### Problem requirements
Repeat the listing below line by line, exactly, leaving its pictures behind.
--- START ---
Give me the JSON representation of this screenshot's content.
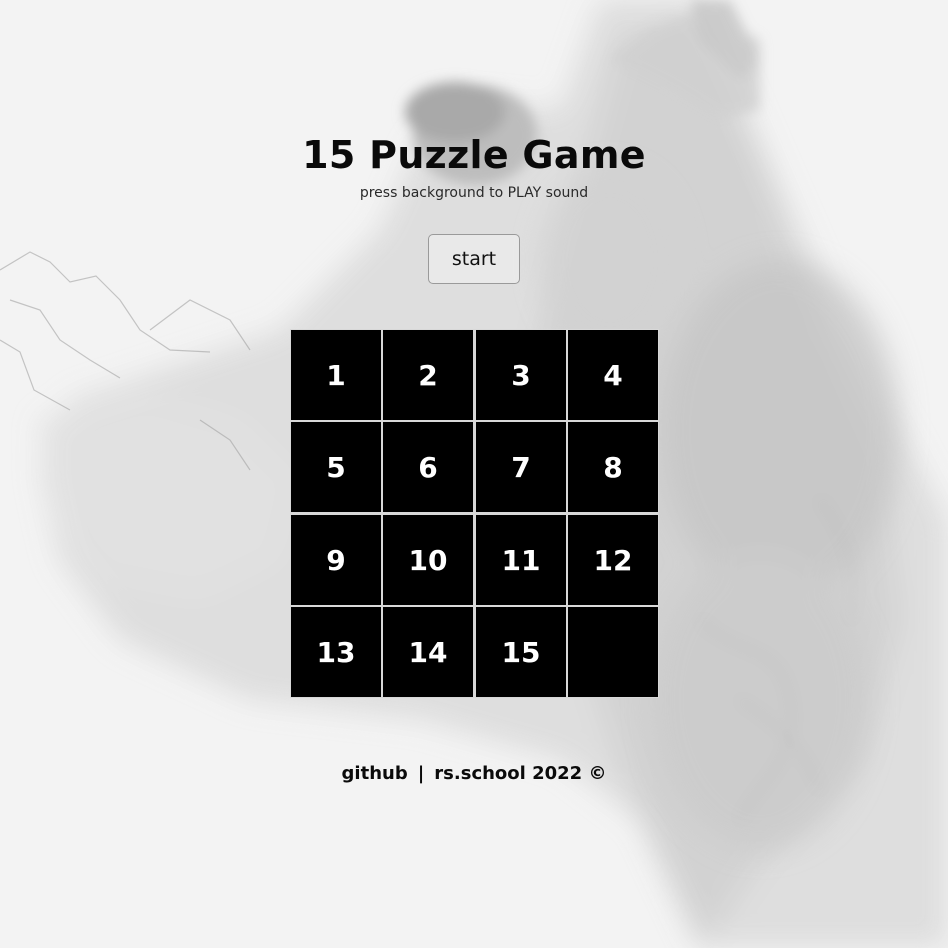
{
  "header": {
    "title": "15 Puzzle Game",
    "subtitle": "press background to PLAY sound"
  },
  "controls": {
    "start_label": "start"
  },
  "board": {
    "size": 4,
    "tiles": [
      "1",
      "2",
      "3",
      "4",
      "5",
      "6",
      "7",
      "8",
      "9",
      "10",
      "11",
      "12",
      "13",
      "14",
      "15",
      ""
    ]
  },
  "footer": {
    "github_label": "github",
    "separator": "|",
    "school_label": "rs.school 2022 ©"
  },
  "colors": {
    "tile_background": "#000000",
    "tile_text": "#ffffff",
    "page_background": "#f2f2f2"
  }
}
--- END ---
### Written response
Give me the JSON representation of this screenshot's content.
{
  "header": {
    "title": "15 Puzzle Game",
    "subtitle": "press background to PLAY sound"
  },
  "controls": {
    "start_label": "start"
  },
  "board": {
    "size": 4,
    "tiles": [
      "1",
      "2",
      "3",
      "4",
      "5",
      "6",
      "7",
      "8",
      "9",
      "10",
      "11",
      "12",
      "13",
      "14",
      "15",
      ""
    ]
  },
  "footer": {
    "github_label": "github",
    "separator": "|",
    "school_label": "rs.school 2022 ©"
  },
  "colors": {
    "tile_background": "#000000",
    "tile_text": "#ffffff",
    "page_background": "#f2f2f2"
  }
}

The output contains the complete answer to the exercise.